##### Material for this exercise

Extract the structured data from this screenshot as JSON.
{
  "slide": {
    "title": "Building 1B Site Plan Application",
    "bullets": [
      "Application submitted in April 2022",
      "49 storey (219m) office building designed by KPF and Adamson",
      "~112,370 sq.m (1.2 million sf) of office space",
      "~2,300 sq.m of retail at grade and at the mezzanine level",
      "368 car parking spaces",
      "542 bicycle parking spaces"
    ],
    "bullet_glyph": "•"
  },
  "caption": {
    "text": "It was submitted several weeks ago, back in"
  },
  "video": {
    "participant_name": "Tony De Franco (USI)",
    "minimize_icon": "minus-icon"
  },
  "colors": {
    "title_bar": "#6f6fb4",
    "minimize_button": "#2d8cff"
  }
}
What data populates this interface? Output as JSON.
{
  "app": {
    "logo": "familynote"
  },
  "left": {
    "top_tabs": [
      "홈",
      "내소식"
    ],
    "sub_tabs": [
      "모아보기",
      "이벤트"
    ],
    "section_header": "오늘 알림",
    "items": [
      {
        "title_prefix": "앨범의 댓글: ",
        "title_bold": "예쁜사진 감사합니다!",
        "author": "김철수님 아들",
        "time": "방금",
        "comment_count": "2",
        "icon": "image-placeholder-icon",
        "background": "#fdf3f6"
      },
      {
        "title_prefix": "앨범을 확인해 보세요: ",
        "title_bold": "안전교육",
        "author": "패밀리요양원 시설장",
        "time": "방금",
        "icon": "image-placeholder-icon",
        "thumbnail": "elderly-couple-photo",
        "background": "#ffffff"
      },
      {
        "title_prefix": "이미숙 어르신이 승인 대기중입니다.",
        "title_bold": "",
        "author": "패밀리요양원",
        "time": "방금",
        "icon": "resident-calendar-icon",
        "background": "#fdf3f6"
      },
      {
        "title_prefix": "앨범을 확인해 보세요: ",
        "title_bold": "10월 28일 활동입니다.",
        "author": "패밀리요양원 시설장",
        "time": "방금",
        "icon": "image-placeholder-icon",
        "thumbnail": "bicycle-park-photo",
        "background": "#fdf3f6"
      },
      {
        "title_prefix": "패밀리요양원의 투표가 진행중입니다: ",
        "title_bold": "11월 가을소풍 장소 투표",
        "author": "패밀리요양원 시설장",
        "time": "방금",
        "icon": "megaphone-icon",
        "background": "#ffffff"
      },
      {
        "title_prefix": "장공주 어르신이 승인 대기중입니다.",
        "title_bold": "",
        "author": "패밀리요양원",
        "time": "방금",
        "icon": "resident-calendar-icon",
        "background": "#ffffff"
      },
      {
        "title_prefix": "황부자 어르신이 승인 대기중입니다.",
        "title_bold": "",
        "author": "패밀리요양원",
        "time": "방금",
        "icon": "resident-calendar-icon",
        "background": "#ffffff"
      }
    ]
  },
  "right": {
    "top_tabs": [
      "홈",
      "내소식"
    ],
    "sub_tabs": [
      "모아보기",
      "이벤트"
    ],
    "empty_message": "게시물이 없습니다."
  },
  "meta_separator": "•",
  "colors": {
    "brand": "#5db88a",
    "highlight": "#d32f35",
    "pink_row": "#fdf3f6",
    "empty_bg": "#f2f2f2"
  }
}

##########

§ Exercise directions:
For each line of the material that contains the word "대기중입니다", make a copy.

§ Result for this exercise:
        "title_prefix": "이미숙 어르신이 승인 대기중입니다.",
        "title_prefix": "장공주 어르신이 승인 대기중입니다.",
        "title_prefix": "황부자 어르신이 승인 대기중입니다.",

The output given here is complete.